During his sadhana days in Swarg Ashram, Gurudev carried his sadhana to extreme levels. Afterwards, when he came to this side, he wouldn’t allow his own disciples to do some of the things that he did; for example, standing in the Ganga for long hours doing japa. Indeed, he recommended a balanced and integral yoga. He also said to eat a little, sleep a little, meditate a little.
And yet at the end of his Twenty Important Spiritual Instructions, which he tells us will lead us to moksha, he warns us that we must not give leniency to our mind. And Pujya Swami Chidanandaji, who can be very lenient with others, never gives leniency to himself, which indicates to us that a certain extremism is required for our spiritual life.
The scriptures tell us that if we practice absolute truth for 12 years that we will realise God. But this is a practice of truth that can only be considered to be extreme. It not only means absolute truthfulness with others in our daily life, but ruthless truthfulness within. And above all, it ultimately means the practice of Truth itself, abiding in the Truth. In addition, they tell us that if we will practise any other virtue equally strictly that that will also lead us to realisation.
The guru is not his body. The guru is the Universal Spirit. And that Universal Spirit is omnipresent. It is present within us and without us. That Universal Spirit is capable of leading us and fine tuning us, not just through one body, but through any body It chooses to use, through any insight It chooses to give us, through any spiritual experience It decides to grant us—through any spiritual practice, through any passage in the scripture, through any casual remark from a friend.

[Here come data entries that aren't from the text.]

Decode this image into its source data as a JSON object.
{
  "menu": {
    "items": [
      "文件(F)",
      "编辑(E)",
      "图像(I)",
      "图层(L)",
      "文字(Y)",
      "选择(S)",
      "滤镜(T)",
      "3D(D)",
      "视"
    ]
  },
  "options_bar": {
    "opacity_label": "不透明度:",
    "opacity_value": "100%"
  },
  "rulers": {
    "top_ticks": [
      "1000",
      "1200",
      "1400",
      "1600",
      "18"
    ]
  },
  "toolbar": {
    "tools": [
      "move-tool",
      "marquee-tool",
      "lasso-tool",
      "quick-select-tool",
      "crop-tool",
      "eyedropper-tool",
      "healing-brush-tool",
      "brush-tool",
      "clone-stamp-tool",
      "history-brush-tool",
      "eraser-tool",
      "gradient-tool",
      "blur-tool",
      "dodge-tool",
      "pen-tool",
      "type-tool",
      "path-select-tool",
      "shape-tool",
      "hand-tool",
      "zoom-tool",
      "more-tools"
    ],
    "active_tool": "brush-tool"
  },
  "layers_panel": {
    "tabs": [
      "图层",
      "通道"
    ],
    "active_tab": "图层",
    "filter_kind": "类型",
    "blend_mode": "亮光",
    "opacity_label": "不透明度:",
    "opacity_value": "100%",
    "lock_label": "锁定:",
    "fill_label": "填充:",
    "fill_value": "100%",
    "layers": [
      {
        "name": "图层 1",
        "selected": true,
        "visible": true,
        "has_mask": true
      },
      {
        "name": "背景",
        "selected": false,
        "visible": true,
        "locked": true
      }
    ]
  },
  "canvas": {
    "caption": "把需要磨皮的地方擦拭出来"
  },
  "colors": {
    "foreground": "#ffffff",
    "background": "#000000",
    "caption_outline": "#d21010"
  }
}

And, indeed, this knowledge in itself and the practice of this knowledge is a sadhana: “Practice the presence of God, seeing God in all, and that in itself can lead to you liberation,” Swamiji has said.
Early Morning Meditation Talk given in the Sacred Samadhi Hall of Gurudev Sri Swami Sivanandaji Maharaj, Sivananda Ashram, Rishikesh